I have a sarcastic sense of humour stemming from childhood bullying.
I was short, myopic, into reading and had no arches in my feet. Balancing was tough, without an arch, you can’t spread your weight evenly or tense your toes, so balance beams were terrifying. Now, I am a recreational runner, (with arches) and an aficionado of self-deprecation: “I’m an Equal Opportunities recruiter’s dream… A minority ethnic woman with a mental health condition.”
Self-deprecation is self sabotage – like wearing a tee saying: “Like me. I’m not scary” when you obviously look like an adorable Minion. It’s just not necessary.
From psychological tees to profiles, matrimonial websites have been a trial, beginning with dodgy or overly cerebral usernames. Caligula? Seriously, the murderous, all kinds of bad Roman Emperor? And guys’ inability to spell, and validate the idea that they DID successfully graduate with a degree and DO care about what they’re saying to a potential wife, and dubious photography.
Everyone wants a happy ending, but matrimonially, men seem insistent to lead with CREDENTIALS meaning that (although financial security is responsible) you just seem like every other banker/lawyer/doctor out there. Their tee often says either: “I don’t want to take this too seriously in case I get rejected” or “Choose me. I earned it.”
Of course choosing is a woman’s prerogative. But a woman is not a reward. My tee jeopardised a good thing for me. It says: BIPOLAR = The reason why I expect you not to love me. Then below that, in tiny, TINY, font it says: I hope you somehow still can. Help me to believe it.
I met someone, called off going further and left the fray early because we were too alike. I saw too much bad and in him, (impulsive, doesn’t keep promises) and I didn’t feel ‘good enough’ for him. With a long term condition and this train of thought, I’d probably never be good enough. I hate this feeling because I’m often blessed with good health and I actually forget my bipolar.

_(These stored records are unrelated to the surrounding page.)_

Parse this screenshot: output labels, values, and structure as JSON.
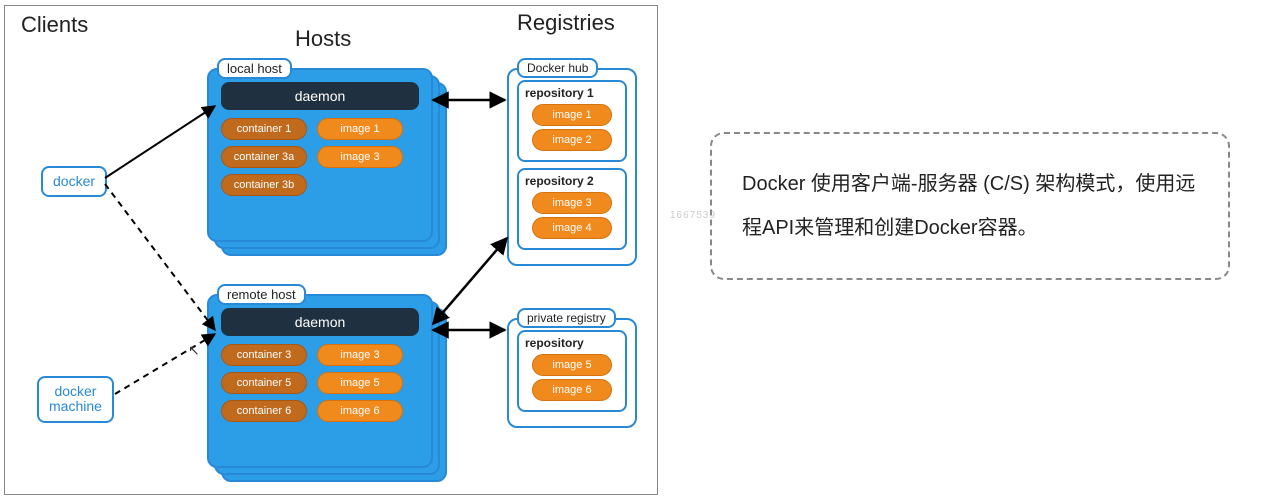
{
  "headers": {
    "clients": "Clients",
    "hosts": "Hosts",
    "registries": "Registries"
  },
  "clients": {
    "docker": "docker",
    "machine": "docker\nmachine"
  },
  "hosts": {
    "local": {
      "label": "local host",
      "daemon": "daemon",
      "containers": [
        "container 1",
        "container 3a",
        "container 3b"
      ],
      "images": [
        "image 1",
        "image 3"
      ]
    },
    "remote": {
      "label": "remote host",
      "daemon": "daemon",
      "containers": [
        "container 3",
        "container 5",
        "container 6"
      ],
      "images": [
        "image 3",
        "image 5",
        "image 6"
      ]
    }
  },
  "registries": {
    "hub": {
      "label": "Docker hub",
      "repos": [
        {
          "title": "repository 1",
          "images": [
            "image 1",
            "image 2"
          ]
        },
        {
          "title": "repository 2",
          "images": [
            "image 3",
            "image 4"
          ]
        }
      ]
    },
    "private": {
      "label": "private registry",
      "repos": [
        {
          "title": "repository",
          "images": [
            "image 5",
            "image 6"
          ]
        }
      ]
    }
  },
  "note": "Docker 使用客户端-服务器 (C/S) 架构模式，使用远程API来管理和创建Docker容器。",
  "watermark": "1667539",
  "colors": {
    "blue": "#2889d6",
    "blue_fill": "#2c9ee8",
    "daemon": "#1f3040",
    "container": "#c06a1e",
    "image": "#f08a1d"
  }
}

I was once in a psychiatrist’s waiting room where a couple were sitting. The man and woman intermittently got chatting to another woman who discussed her meds not working and the resulting trouble.
“You know, she’s gone at me with a knife three times. Never got me.”
He said frankly, with the casual, chatty, apologetic air of someone saying: We got caught once, doing it in a restaurant bathroom. I was shocked. There are a very few people who act this way. I’ve never been violent in my life. This knife anecdote confirmed THE WORST possible stereotypes and fears. Then I realised the lesson in it.
He was still there. And she wasn’t an ‘obvious’ woman, where you know what kept him. She was just his. And it was enough. So… on balance, I have to start believing that I am enough. And write something new on that tee.
What would your tee say?
~ Pola ~